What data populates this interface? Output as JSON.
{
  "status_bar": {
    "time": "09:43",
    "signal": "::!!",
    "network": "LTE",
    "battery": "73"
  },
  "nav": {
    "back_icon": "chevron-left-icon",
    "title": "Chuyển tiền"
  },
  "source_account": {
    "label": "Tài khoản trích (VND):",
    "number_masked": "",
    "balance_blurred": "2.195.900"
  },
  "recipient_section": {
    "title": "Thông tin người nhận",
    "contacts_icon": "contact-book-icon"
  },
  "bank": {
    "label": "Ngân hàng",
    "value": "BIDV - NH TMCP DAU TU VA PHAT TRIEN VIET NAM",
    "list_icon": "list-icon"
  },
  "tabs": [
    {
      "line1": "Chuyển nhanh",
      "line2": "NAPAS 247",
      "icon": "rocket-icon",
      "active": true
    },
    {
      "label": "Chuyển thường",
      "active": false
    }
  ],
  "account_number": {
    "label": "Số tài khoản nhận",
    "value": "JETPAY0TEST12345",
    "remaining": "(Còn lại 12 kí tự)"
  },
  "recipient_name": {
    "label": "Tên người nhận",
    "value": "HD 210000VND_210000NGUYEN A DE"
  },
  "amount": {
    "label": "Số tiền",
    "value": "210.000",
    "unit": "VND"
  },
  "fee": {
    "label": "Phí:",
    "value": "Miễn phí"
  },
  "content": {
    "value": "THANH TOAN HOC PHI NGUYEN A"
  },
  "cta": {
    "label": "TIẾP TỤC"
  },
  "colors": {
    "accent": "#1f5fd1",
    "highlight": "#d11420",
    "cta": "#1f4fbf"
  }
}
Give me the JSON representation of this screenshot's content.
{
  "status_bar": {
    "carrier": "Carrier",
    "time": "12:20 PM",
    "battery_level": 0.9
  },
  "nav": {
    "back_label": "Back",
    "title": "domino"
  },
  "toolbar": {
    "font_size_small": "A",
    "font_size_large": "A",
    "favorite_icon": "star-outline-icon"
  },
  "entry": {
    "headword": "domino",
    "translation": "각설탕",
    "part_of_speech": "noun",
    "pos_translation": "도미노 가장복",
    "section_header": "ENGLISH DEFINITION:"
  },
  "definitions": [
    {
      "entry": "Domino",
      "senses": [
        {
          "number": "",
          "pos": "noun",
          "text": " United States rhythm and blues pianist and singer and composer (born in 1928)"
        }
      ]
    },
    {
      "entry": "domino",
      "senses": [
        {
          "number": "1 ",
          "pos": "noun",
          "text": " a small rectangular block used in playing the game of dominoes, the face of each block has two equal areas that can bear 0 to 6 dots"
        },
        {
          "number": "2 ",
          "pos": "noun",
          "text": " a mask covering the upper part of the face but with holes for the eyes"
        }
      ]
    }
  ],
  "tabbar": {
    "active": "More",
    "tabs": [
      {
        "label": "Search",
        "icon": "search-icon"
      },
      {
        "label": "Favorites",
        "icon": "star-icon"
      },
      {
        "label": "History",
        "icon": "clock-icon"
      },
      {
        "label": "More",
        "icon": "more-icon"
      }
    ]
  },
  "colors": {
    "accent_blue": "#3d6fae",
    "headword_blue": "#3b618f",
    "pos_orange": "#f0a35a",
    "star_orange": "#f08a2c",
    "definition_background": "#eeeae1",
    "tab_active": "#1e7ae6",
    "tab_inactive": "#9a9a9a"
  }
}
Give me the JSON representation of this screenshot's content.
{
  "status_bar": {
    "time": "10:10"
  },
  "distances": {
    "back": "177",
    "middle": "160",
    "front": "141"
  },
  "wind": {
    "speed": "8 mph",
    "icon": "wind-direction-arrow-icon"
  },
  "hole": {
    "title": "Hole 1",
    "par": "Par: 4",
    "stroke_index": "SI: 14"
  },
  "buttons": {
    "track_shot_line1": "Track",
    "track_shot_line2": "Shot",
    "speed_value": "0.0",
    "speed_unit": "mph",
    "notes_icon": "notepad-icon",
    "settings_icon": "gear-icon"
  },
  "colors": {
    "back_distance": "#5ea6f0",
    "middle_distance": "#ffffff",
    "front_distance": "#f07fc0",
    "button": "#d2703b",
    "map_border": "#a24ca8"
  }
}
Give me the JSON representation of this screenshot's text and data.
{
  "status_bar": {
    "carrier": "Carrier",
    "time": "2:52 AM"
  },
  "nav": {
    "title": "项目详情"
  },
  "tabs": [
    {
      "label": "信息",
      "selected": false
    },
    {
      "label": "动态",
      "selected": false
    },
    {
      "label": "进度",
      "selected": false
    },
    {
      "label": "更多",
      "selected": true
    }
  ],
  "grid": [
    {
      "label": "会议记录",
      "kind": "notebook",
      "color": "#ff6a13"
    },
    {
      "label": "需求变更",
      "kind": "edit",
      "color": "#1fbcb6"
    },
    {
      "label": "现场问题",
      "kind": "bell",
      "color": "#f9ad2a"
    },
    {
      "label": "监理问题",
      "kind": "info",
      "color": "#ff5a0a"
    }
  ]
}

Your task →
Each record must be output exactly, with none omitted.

Answer to the exercise →
What data populates this interface? Output as JSON.
{
  "status_bar": {
    "time": "09:43",
    "signal": "::!!",
    "network": "LTE",
    "battery": "73"
  },
  "nav": {
    "back_icon": "chevron-left-icon",
    "title": "Chuyển tiền"
  },
  "source_account": {
    "label": "Tài khoản trích (VND):",
    "number_masked": "",
    "balance_blurred": "2.195.900"
  },
  "recipient_section": {
    "title": "Thông tin người nhận",
    "contacts_icon": "contact-book-icon"
  },
  "bank": {
    "label": "Ngân hàng",
    "value": "BIDV - NH TMCP DAU TU VA PHAT TRIEN VIET NAM",
    "list_icon": "list-icon"
  },
  "tabs": [
    {
      "line1": "Chuyển nhanh",
      "line2": "NAPAS 247",
      "icon": "rocket-icon",
      "active": true
    },
    {
      "label": "Chuyển thường",
      "active": false
    }
  ],
  "account_number": {
    "label": "Số tài khoản nhận",
    "value": "JETPAY0TEST12345",
    "remaining": "(Còn lại 12 kí tự)"
  },
  "recipient_name": {
    "label": "Tên người nhận",
    "value": "HD 210000VND_210000NGUYEN A DE"
  },
  "amount": {
    "label": "Số tiền",
    "value": "210.000",
    "unit": "VND"
  },
  "fee": {
    "label": "Phí:",
    "value": "Miễn phí"
  },
  "content": {
    "value": "THANH TOAN HOC PHI NGUYEN A"
  },
  "cta": {
    "label": "TIẾP TỤC"
  },
  "colors": {
    "accent": "#1f5fd1",
    "highlight": "#d11420",
    "cta": "#1f4fbf"
  }
}
Give me the JSON representation of this screenshot's content.
{
  "status_bar": {
    "carrier": "Carrier",
    "time": "12:20 PM",
    "battery_level": 0.9
  },
  "nav": {
    "back_label": "Back",
    "title": "domino"
  },
  "toolbar": {
    "font_size_small": "A",
    "font_size_large": "A",
    "favorite_icon": "star-outline-icon"
  },
  "entry": {
    "headword": "domino",
    "translation": "각설탕",
    "part_of_speech": "noun",
    "pos_translation": "도미노 가장복",
    "section_header": "ENGLISH DEFINITION:"
  },
  "definitions": [
    {
      "entry": "Domino",
      "senses": [
        {
          "number": "",
          "pos": "noun",
          "text": " United States rhythm and blues pianist and singer and composer (born in 1928)"
        }
      ]
    },
    {
      "entry": "domino",
      "senses": [
        {
          "number": "1 ",
          "pos": "noun",
          "text": " a small rectangular block used in playing the game of dominoes, the face of each block has two equal areas that can bear 0 to 6 dots"
        },
        {
          "number": "2 ",
          "pos": "noun",
          "text": " a mask covering the upper part of the face but with holes for the eyes"
        }
      ]
    }
  ],
  "tabbar": {
    "active": "More",
    "tabs": [
      {
        "label": "Search",
        "icon": "search-icon"
      },
      {
        "label": "Favorites",
        "icon": "star-icon"
      },
      {
        "label": "History",
        "icon": "clock-icon"
      },
      {
        "label": "More",
        "icon": "more-icon"
      }
    ]
  },
  "colors": {
    "accent_blue": "#3d6fae",
    "headword_blue": "#3b618f",
    "pos_orange": "#f0a35a",
    "star_orange": "#f08a2c",
    "definition_background": "#eeeae1",
    "tab_active": "#1e7ae6",
    "tab_inactive": "#9a9a9a"
  }
}
Give me the JSON representation of this screenshot's content.
{
  "status_bar": {
    "time": "10:10"
  },
  "distances": {
    "back": "177",
    "middle": "160",
    "front": "141"
  },
  "wind": {
    "speed": "8 mph",
    "icon": "wind-direction-arrow-icon"
  },
  "hole": {
    "title": "Hole 1",
    "par": "Par: 4",
    "stroke_index": "SI: 14"
  },
  "buttons": {
    "track_shot_line1": "Track",
    "track_shot_line2": "Shot",
    "speed_value": "0.0",
    "speed_unit": "mph",
    "notes_icon": "notepad-icon",
    "settings_icon": "gear-icon"
  },
  "colors": {
    "back_distance": "#5ea6f0",
    "middle_distance": "#ffffff",
    "front_distance": "#f07fc0",
    "button": "#d2703b",
    "map_border": "#a24ca8"
  }
}
Give me the JSON representation of this screenshot's text and data.
{
  "status_bar": {
    "carrier": "Carrier",
    "time": "2:52 AM"
  },
  "nav": {
    "title": "项目详情"
  },
  "tabs": [
    {
      "label": "信息",
      "selected": false
    },
    {
      "label": "动态",
      "selected": false
    },
    {
      "label": "进度",
      "selected": false
    },
    {
      "label": "更多",
      "selected": true
    }
  ],
  "grid": [
    {
      "label": "会议记录",
      "kind": "notebook",
      "color": "#ff6a13"
    },
    {
      "label": "需求变更",
      "kind": "edit",
      "color": "#1fbcb6"
    },
    {
      "label": "现场问题",
      "kind": "bell",
      "color": "#f9ad2a"
    },
    {
      "label": "监理问题",
      "kind": "info",
      "color": "#ff5a0a"
    }
  ]
}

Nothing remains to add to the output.